                  > bottles with wired-down corks.
                  > Regards,
                  > The (nervous) Baker
                  >
                  > Snip
                • tgfoitwoods
                  Geoff, Let me put your terrors at rest [:))] . As a long time beer brewer, I can tell you with certainty that carbonation in beer bottles by secondary
                  Message 8 of 11 , Jan 11, 2011
                    Geoff,

                    Let me put your terrors at rest :)). As a long time beer brewer, I can tell you with certainty that carbonation in beer bottles by secondary fermentation is entirely safe IF the amount of sugar added is no more than 3/4 cup to 5 US gallons of beer, and IF the primary fermentation is entirely complete.

                    This kind of carbonation by fermentation in beers is called "bottle conditioning", is very commonly done, and is the only way most bottlers have to carbonate their beer. Although all my friends and relatives are keggers not bottlers, I'm still the holdout bottler (and mightily looked down on, I might add). My lifestyle and the amount I drink makes bottling the perfect solution.

                    You are quite correct that champagne bottles can hold way more pressure than beer bottles, and in a couple of weeks I'll be trying to bottle condition a kit Johannesberger Riesling in champagne bottles. I'm not going to try that silly-ass "methode champenoise" which looks like Laurel and Hardy winning Talledega; I'll just leave the conditioning yeast "mouse turds" in the bottom of the bottle. It won't travel for that reason, but you can't have everything.

                    Hope this helps you feel better:)).

                    Zymurgy Bob, a simple potstiller

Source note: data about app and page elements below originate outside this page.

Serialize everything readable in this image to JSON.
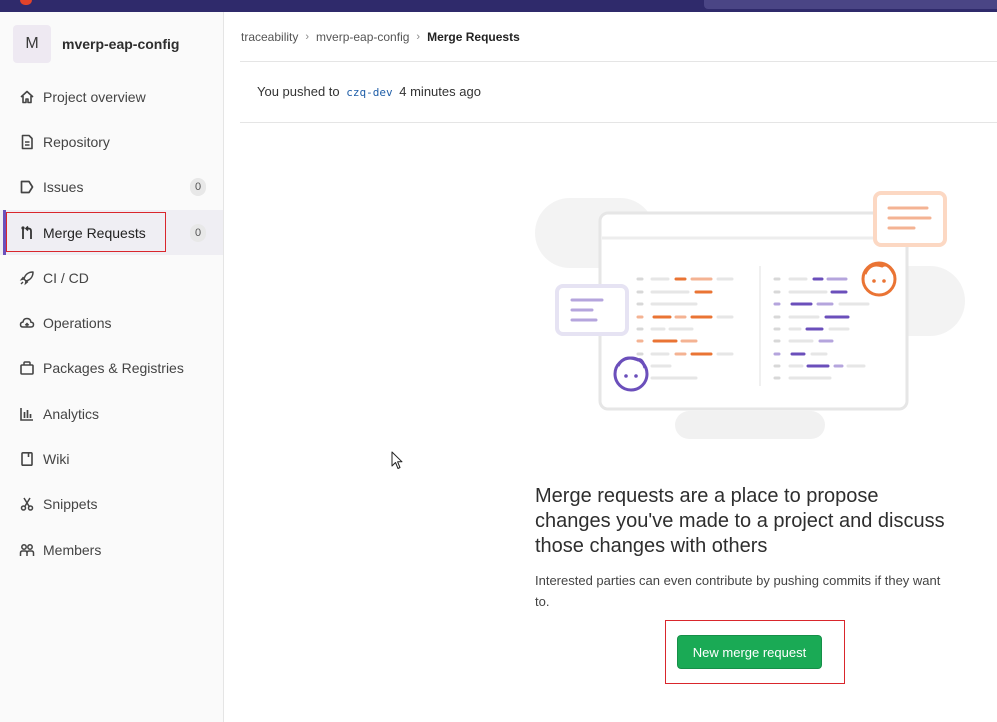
{
  "project": {
    "avatar_letter": "M",
    "name": "mverp-eap-config"
  },
  "sidebar": {
    "items": [
      {
        "label": "Project overview",
        "icon": "home-icon"
      },
      {
        "label": "Repository",
        "icon": "doc-icon"
      },
      {
        "label": "Issues",
        "icon": "issues-icon",
        "count": "0"
      },
      {
        "label": "Merge Requests",
        "icon": "merge-request-icon",
        "count": "0",
        "active": true
      },
      {
        "label": "CI / CD",
        "icon": "rocket-icon"
      },
      {
        "label": "Operations",
        "icon": "cloud-icon"
      },
      {
        "label": "Packages & Registries",
        "icon": "package-icon"
      },
      {
        "label": "Analytics",
        "icon": "chart-icon"
      },
      {
        "label": "Wiki",
        "icon": "book-icon"
      },
      {
        "label": "Snippets",
        "icon": "scissors-icon"
      },
      {
        "label": "Members",
        "icon": "users-icon"
      }
    ]
  },
  "breadcrumb": {
    "items": [
      "traceability",
      "mverp-eap-config"
    ],
    "current": "Merge Requests"
  },
  "push_notice": {
    "prefix": "You pushed to",
    "branch": "czq-dev",
    "suffix": "4 minutes ago"
  },
  "empty_state": {
    "title": "Merge requests are a place to propose changes you've made to a project and discuss those changes with others",
    "description": "Interested parties can even contribute by pushing commits if they want to.",
    "button_label": "New merge request"
  },
  "colors": {
    "topbar": "#2f2a6b",
    "active_accent": "#6b4fbb",
    "primary_button": "#1aaa55",
    "highlight_box": "#d9262c"
  }
}
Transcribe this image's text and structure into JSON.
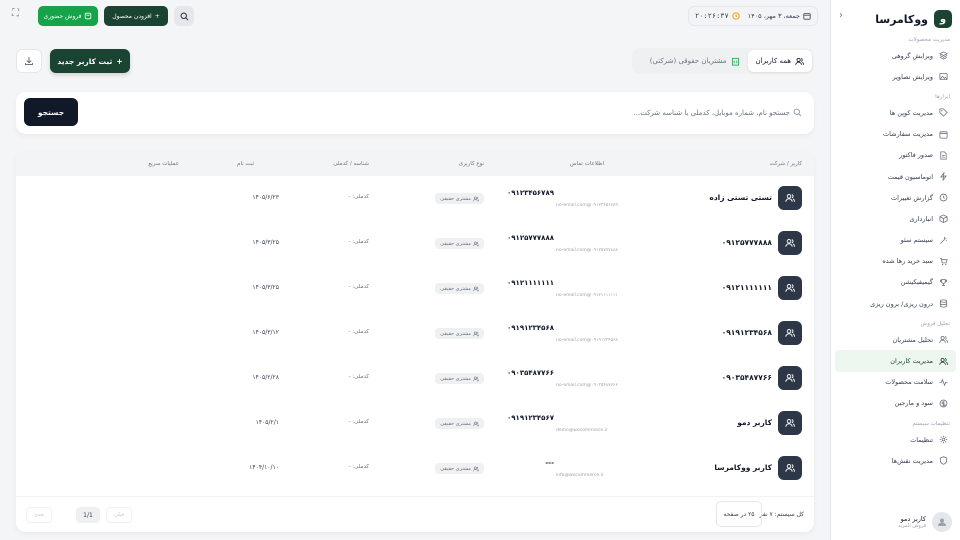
{
  "sidebar": {
    "brand": "ووکامرسا",
    "brand_letter": "و",
    "groups": [
      {
        "title": "مدیریت محصولات",
        "items": [
          {
            "label": "ویرایش گروهی",
            "icon": "layers-icon"
          },
          {
            "label": "ویرایش تصاویر",
            "icon": "image-icon"
          }
        ]
      },
      {
        "title": "ابزارها",
        "items": [
          {
            "label": "مدیریت کوپن ها",
            "icon": "tag-icon"
          },
          {
            "label": "مدیریت سفارشات",
            "icon": "calendar-icon"
          },
          {
            "label": "صدور فاکتور",
            "icon": "file-icon"
          },
          {
            "label": "اتوماسیون قیمت",
            "icon": "bolt-icon"
          },
          {
            "label": "گزارش تغییرات",
            "icon": "history-icon"
          },
          {
            "label": "انبارداری",
            "icon": "box-icon"
          },
          {
            "label": "سیستم سئو",
            "icon": "wand-icon"
          },
          {
            "label": "سبد خرید رها شده",
            "icon": "cart-icon"
          },
          {
            "label": "گیمیفیکیشن",
            "icon": "trophy-icon"
          },
          {
            "label": "درون ریزی/ برون ریزی",
            "icon": "database-icon"
          }
        ]
      },
      {
        "title": "تحلیل فروش",
        "items": [
          {
            "label": "تحلیل مشتریان",
            "icon": "users-icon"
          },
          {
            "label": "مدیریت کاربران",
            "icon": "users-icon",
            "active": true
          },
          {
            "label": "سلامت محصولات",
            "icon": "pulse-icon"
          },
          {
            "label": "سود و مارجین",
            "icon": "coins-icon"
          }
        ]
      },
      {
        "title": "تنظیمات سیستم",
        "items": [
          {
            "label": "تنظیمات",
            "icon": "gear-icon"
          },
          {
            "label": "مدیریت نقش‌ها",
            "icon": "shield-icon"
          }
        ]
      }
    ],
    "user": {
      "name": "کاربر دمو",
      "role": "فروش المزید"
    }
  },
  "topbar": {
    "date": "جمعه، ۳ مهر، ۱۴۰۵",
    "time": "۲۰:۲۶:۳۷",
    "add_product": "افزودن محصول",
    "pos": "فروش حضوری"
  },
  "tabs": [
    {
      "label": "همه کاربران",
      "active": true
    },
    {
      "label": "مشتریان حقوقی (شرکتی)",
      "active": false
    }
  ],
  "actions": {
    "new_user": "ثبت کاربر جدید"
  },
  "search": {
    "placeholder": "جستجو نام، شماره موبایل، کدملی یا شناسه شرکت...",
    "button": "جستجو"
  },
  "table": {
    "headers": {
      "user": "کاربر / شرکت",
      "contact": "اطلاعات تماس",
      "type": "نوع کاربری",
      "id": "شناسه / کدملی",
      "registered": "ثبت نام",
      "actions": "عملیات سریع"
    },
    "rows": [
      {
        "name": "تستی تستی زاده",
        "phone": "۰۹۱۲۳۴۵۶۷۸۹",
        "email": "no-email.com@۰۹۱۲۳۴۵۶۷۸۹",
        "type": "مشتری حقیقی",
        "nid": "کدملی: -",
        "reg": "۱۴۰۵/۶/۲۳"
      },
      {
        "name": "۰۹۱۲۵۷۷۷۸۸۸",
        "phone": "۰۹۱۲۵۷۷۷۸۸۸",
        "email": "no-email.com@۰۹۱۲۵۷۷۷۸۸۸",
        "type": "مشتری حقیقی",
        "nid": "کدملی: -",
        "reg": "۱۴۰۵/۳/۲۵"
      },
      {
        "name": "۰۹۱۲۱۱۱۱۱۱۱",
        "phone": "۰۹۱۲۱۱۱۱۱۱۱",
        "email": "no-email.com@۰۹۱۲۱۱۱۱۱۱۱",
        "type": "مشتری حقیقی",
        "nid": "کدملی: -",
        "reg": "۱۴۰۵/۳/۲۵"
      },
      {
        "name": "۰۹۱۹۱۲۳۴۵۶۸",
        "phone": "۰۹۱۹۱۲۳۴۵۶۸",
        "email": "no-email.com@۰۹۱۹۱۲۳۴۵۶۸",
        "type": "مشتری حقیقی",
        "nid": "کدملی: -",
        "reg": "۱۴۰۵/۳/۱۲"
      },
      {
        "name": "۰۹۰۳۵۴۸۷۷۶۶",
        "phone": "۰۹۰۳۵۴۸۷۷۶۶",
        "email": "no-email.com@۰۹۰۳۵۴۸۷۷۶۶",
        "type": "مشتری حقیقی",
        "nid": "کدملی: -",
        "reg": "۱۴۰۵/۲/۲۸"
      },
      {
        "name": "کاربر دمو",
        "phone": "۰۹۱۹۱۲۳۴۵۶۷",
        "email": "demo@wocommerce.ir",
        "type": "مشتری حقیقی",
        "nid": "کدملی: -",
        "reg": "۱۴۰۵/۲/۱"
      },
      {
        "name": "کاربر ووکامرسا",
        "phone": "---",
        "email": "info@wocommerce.ir",
        "type": "مشتری حقیقی",
        "nid": "کدملی: -",
        "reg": "۱۴۰۴/۱۰/۱۰"
      }
    ]
  },
  "pager": {
    "total": "کل سیستم: ۷ نفر",
    "per_page": "۲۵ در صفحه",
    "prev": "قبلی",
    "page": "1/1",
    "next": "بعدی"
  }
}
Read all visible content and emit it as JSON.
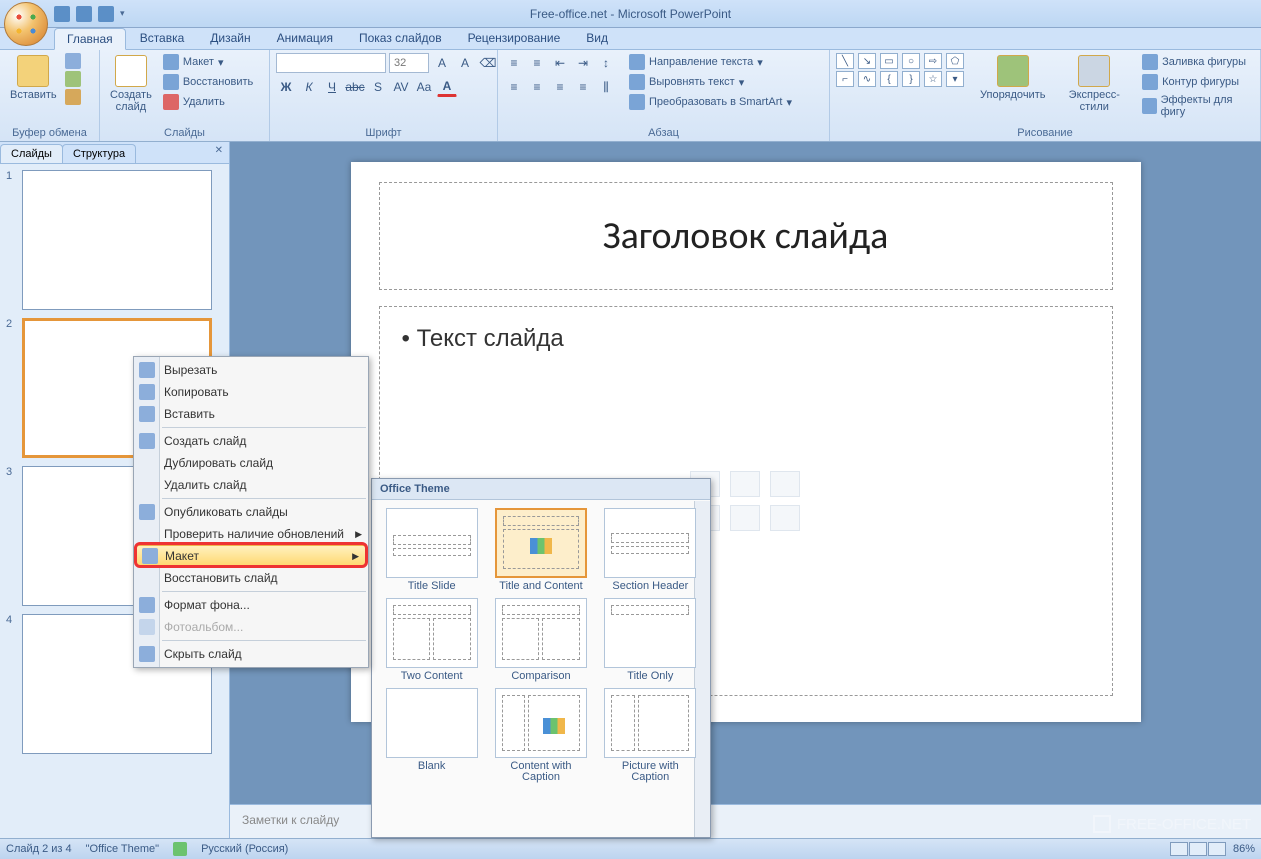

                    --- In new_distillers@yahoogroups.com, "gff_stwrt" <gff_stwrt@...> wrote:
                    >
                    > Hi, Tom and hello folks,
                    > I would be terrified of adding sugar with the intent of causing a secondary fermentation, and bottling in BEER bottles.
                    > That is exactly the method used for Champagne, and they bottle in strengthened bottles with wired-down corks.
                    > Regards,
                    > The (nervous) Baker
                    >
                    > --- In new_distillers@yahoogroups.com, "Tom" tomhawk412@ wrote:
                    > >
                    > > Z Bob,
                    > >
                    > > I will dutifully report!
                    ----snip----
                  • gff_stwrt
                    ... Thanks for that, Tom. The Baker
                    Message 9 of 11 , Jan 11, 2011
                      --- In new_distillers@yahoogroups.com, Tom Hawk <tomhawk412@...> wrote:
                      >
                      > Baker,
                      >
                      > Adding priming sugar is the accepted method used when making beer, which must be
                      > carbonated in the bottle.  A controlled amount of sugar produces carbonation in
                      > the bottles.  The proper quantity (usually 1/4 cup of corn sugar or equivalent)
                      >  must not be exceeded.  The practice is established and is safe as long as the
                      > primary fermentation has completely finished before adding the priming sugar.
                      >
                      > Tom

                      Thanks for that, Tom.
                      The Baker
                    Your message has been successfully submitted and would be delivered to recipients shortly.